Inside the 40mm octagonal case with round lacquered dial is the world’s thinnest, record-setting movement with a flying tourbillon — 1.95mm thick, with tourbillon cage mounted on tiny ball bearings — a Bulgari exclusive. The timepiece has a 52-hour power reserve and water-resistance to 100 ft.US $115,000. bulgari.com
CABESTAN’S TRIPLE AXIS TOURBILLON mixes traditional watchmaking, avant-garde design, high-end mechanics, and innovation. Created by watchmaker Eric Coudray, its design is inspired by a catamaran’s sleek lines. The hand-polished sapphire tube case is sealed by two sapphire, brushed-titanium windows.
The multi-level movement has 1,044 visible parts — all polished and finished by hand — and a tiny triple-axis flying tourbillon, whose three cages rotate at different speeds. The timepiece has a 50-hour power reserve and water-resistance to 100 ft. In 18-karat pink, yellow, or white gold, titanium or platinum. 135 pieces. More than 150,000 Swiss francs. cabestan.ch
OKLETEY’S MERRY GO ROUND — so called because of the turning tourbillon seen through a dial aperture—is a tribute to Mother Nature, says the brand. The design of the dial’s skeletonized corners is inspired by the giraffes of Africa’s savanna. Its rectangular steel case black PVD treatment counter-balances the silver dial, with a central circle with a guilloché motif. The one-minute flying tourbillon is seen at 6 o’clock, the 100-hour power reserve indicator at 9 o’clock, and the movement’s differential gear system window at 11 o’clock. The watch case has sapphire crystals front and back and water-resistance to 100 ft. Limited series with stainless steel, 18k rose-gold and platinum models. US $120,000. okletey.com
TAG HEUER’S Carrera Heuer-02T Black Phantom incorporates a chronograph, tachymeter, and flying tourbillon — all designed, developed, and produced entirely by the Swiss luxury brand. For it, TAG Heuer fashioned a new case in black Grade 5 titanium, made from 12 separate modular parts. Inside is the brand’s newest caliber, the Heuer-02T chronograph movement, a Swiss-certified chronometer. It uses the skeletonized design of new Carrera watches, with skeleton bridges, open-worked hour circle, geometric bridges, skeleton dial, silver hands, and counters. The 45mm watch has a 65-hour power reserve, sapphire crystals front and back, and water-resistance to 330 ft. 250 pieces.US $21,000. Tagheuer.com

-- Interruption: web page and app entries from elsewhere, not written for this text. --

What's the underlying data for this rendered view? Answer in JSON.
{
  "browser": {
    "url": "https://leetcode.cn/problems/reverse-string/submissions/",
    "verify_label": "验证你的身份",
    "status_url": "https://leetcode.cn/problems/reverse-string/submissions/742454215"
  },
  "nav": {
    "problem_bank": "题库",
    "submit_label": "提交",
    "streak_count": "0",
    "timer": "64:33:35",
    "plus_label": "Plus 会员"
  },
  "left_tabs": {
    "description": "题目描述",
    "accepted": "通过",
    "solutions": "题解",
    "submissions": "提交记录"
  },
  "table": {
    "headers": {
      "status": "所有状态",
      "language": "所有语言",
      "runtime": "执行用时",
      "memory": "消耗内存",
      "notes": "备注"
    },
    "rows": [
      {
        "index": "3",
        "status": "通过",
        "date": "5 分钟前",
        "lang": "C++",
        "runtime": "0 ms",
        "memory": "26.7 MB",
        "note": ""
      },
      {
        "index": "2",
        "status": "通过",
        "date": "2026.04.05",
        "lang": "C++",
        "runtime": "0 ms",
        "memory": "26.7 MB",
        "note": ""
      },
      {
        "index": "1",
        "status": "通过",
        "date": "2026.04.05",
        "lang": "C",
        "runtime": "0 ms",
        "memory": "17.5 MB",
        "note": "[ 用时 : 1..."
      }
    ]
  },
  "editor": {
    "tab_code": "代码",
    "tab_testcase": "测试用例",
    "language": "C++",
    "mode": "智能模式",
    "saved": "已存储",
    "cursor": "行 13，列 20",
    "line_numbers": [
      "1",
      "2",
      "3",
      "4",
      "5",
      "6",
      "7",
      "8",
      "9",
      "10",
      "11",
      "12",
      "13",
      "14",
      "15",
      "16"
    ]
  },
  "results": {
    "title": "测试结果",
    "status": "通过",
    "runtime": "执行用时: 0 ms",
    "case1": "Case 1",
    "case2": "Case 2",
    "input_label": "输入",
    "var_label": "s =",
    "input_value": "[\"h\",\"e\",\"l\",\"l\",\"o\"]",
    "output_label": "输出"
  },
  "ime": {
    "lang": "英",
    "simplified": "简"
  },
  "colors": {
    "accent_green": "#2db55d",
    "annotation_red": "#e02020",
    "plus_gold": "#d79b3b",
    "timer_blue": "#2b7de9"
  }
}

ULYSSE NARDIN’S exotic 44mm ROYAL PYTHON SKELETON TOURBILLON timepiece is an eye-catching beauty. Its 18k rose-gold case encompasses the exposed inner workings — the in-house movement’s maze of individual parts, bridges, and flying tourbillon — which seem less like mechanics and more like art. The movement’s light-weight silicium balance spring, anchor, and escapement need no lubrication and are resistant to conditions like the cold or magnetisim, meaning less servicing and longer life for the watch.
The inside of the bezel features hand-painted python motifs, as do the movement’s hand-painted bridges, also dotted with skillfully set tiny rubies, exhibiting Ulysse Nardin’s métiers d’art expertise. Completing the composition is the python snakeskin strap. The timepiece has sapphire crystals, front and back, and water-resistance to 100 ft. Limited series of 18 pieces. US $75,000. ulysse-nardin.com.